Our 2nd Annual Throw Down for the Town: Oakland Service Festival is fast approaching. With over 30 projects confirmed for the day and a community festival with Oakland’s very own hip-hop artist Mystic performing in the afternoon, we are all excited about what the day will bring. Suzanne Ludlum, Mystic’s mother, is leading a service project at Stonehurst Edible Schoolyard.
“I know the garden my mom is working on is very dear to her heart. Food justice and education should be bigger issues in our communities than they currently are,” says Mystic.
Ludlum says she was inspired to host an event at Throw Down because it is a way to align the Stonehurst Edible Schoolyard with community struggles for economic and social justice. Throw Down “is a good way for people who live near 105th and E Street to learn about Ella Baker's work in the community,” she adds.
“The garden serves as a living laboratory for school age children and their parents on the Stonehurst campus. In this garden, families can learn the science of soil, the food cycle, and their place in the web of life – plus learn how to grow their own food and herbs organically,” says Ludlum.
Ludlum says that we are at a “tipping point on this planet” and communities living with limited resources will be hit the hardest with climate change, in fact, “they already are.” Stonehurst Garden will serve as a way “to unify and grow food together, to build out local networks to sustain us, and to build resilient communities.”
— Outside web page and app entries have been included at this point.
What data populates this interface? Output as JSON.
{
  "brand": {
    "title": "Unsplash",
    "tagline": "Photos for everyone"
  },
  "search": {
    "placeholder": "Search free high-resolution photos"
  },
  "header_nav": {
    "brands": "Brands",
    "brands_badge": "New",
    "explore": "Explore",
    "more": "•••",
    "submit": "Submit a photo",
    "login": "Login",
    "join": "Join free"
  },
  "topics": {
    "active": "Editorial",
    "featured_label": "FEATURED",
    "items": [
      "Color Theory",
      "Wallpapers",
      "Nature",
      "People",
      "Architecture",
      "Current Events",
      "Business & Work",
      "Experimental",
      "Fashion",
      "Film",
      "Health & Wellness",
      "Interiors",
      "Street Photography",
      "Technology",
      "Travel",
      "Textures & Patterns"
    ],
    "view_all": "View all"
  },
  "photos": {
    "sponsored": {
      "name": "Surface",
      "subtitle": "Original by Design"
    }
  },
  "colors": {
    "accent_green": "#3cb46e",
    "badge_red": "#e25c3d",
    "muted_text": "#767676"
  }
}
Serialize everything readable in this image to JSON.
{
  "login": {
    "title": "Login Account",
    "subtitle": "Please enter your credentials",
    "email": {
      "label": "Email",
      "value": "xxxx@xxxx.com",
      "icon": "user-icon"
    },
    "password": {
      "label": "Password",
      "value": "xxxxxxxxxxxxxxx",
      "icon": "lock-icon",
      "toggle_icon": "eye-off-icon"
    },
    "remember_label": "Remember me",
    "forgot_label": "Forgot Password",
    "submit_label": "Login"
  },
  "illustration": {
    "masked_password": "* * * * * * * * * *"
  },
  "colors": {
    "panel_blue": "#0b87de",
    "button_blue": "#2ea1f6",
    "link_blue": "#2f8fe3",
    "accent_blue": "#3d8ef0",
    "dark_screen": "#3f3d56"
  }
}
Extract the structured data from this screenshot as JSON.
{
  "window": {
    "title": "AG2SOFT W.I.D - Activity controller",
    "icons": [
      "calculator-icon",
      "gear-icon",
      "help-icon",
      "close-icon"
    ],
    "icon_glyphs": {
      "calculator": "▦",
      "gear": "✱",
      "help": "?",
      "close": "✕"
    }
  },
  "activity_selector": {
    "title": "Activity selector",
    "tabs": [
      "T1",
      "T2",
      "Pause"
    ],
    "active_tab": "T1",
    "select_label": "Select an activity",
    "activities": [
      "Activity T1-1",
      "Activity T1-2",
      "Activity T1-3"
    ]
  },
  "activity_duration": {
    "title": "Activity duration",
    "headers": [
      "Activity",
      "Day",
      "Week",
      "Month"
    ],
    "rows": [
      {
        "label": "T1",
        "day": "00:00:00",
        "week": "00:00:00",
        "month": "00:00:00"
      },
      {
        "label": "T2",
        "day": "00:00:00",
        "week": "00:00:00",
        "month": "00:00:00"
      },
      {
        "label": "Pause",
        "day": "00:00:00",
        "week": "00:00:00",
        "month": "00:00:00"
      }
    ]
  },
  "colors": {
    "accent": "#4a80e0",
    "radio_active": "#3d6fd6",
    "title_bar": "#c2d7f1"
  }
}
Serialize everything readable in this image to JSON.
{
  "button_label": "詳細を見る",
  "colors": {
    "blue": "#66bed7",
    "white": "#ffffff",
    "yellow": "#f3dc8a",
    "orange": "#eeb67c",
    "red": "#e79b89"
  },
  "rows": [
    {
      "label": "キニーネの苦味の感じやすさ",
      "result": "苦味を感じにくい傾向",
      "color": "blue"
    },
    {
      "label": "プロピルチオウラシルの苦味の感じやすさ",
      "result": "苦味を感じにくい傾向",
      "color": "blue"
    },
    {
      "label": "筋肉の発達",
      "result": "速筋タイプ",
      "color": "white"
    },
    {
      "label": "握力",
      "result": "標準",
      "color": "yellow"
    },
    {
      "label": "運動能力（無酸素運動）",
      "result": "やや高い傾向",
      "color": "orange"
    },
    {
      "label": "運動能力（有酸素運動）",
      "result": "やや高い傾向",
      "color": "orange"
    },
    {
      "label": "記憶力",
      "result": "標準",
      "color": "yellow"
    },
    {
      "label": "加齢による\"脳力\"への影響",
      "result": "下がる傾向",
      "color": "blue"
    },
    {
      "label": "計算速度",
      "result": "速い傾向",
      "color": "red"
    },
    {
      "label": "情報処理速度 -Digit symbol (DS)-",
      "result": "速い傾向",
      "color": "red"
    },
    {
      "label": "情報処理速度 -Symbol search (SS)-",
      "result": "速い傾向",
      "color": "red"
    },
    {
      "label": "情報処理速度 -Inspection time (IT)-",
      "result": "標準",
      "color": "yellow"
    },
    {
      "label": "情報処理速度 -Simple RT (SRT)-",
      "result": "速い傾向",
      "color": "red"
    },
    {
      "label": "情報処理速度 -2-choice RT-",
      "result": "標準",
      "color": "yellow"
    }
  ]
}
To Mystic, it makes “perfect sense” that her mom is leading a service project. “She is a beautiful example of what love in action looks like. Much of my sense of commitment to the community comes from the way that my mom raised me and the awareness that she helped to foster within me.”
The overall outcomes of service, she says is not something that can truly be measurable: “Being of service helps to strengthen bonds. Whether those bonds are to each other or our communities, bonding is critical.” That’s exactly what Throw Down is all about.
After a day of citywide service, Mystic hopes that people will learn more about different parts of their communities and more about what is happening in Oakland.
Later in the afternoon, “people should expect to smile and feel a strong sense of togetherness” during her performance in Snow Park.
“There is so much trauma and struggle in our communities, but there is also so much beauty and love…the possibilities in Oakland are unlimited if we move forward collectively,” Mystic says.
Join us on June 28th and Throw Down for the Town and help Oakland thrive. Sign up now to join Suzanne, Mystic, and the Ella Baker Center for Throw Down for the Town: The Oakland Service Festival.
Zakiya Scott is a recent graduate of the University of North Carolina who is currently the Communications and Social Media Intern at the Ella Baker Center for Human Rights.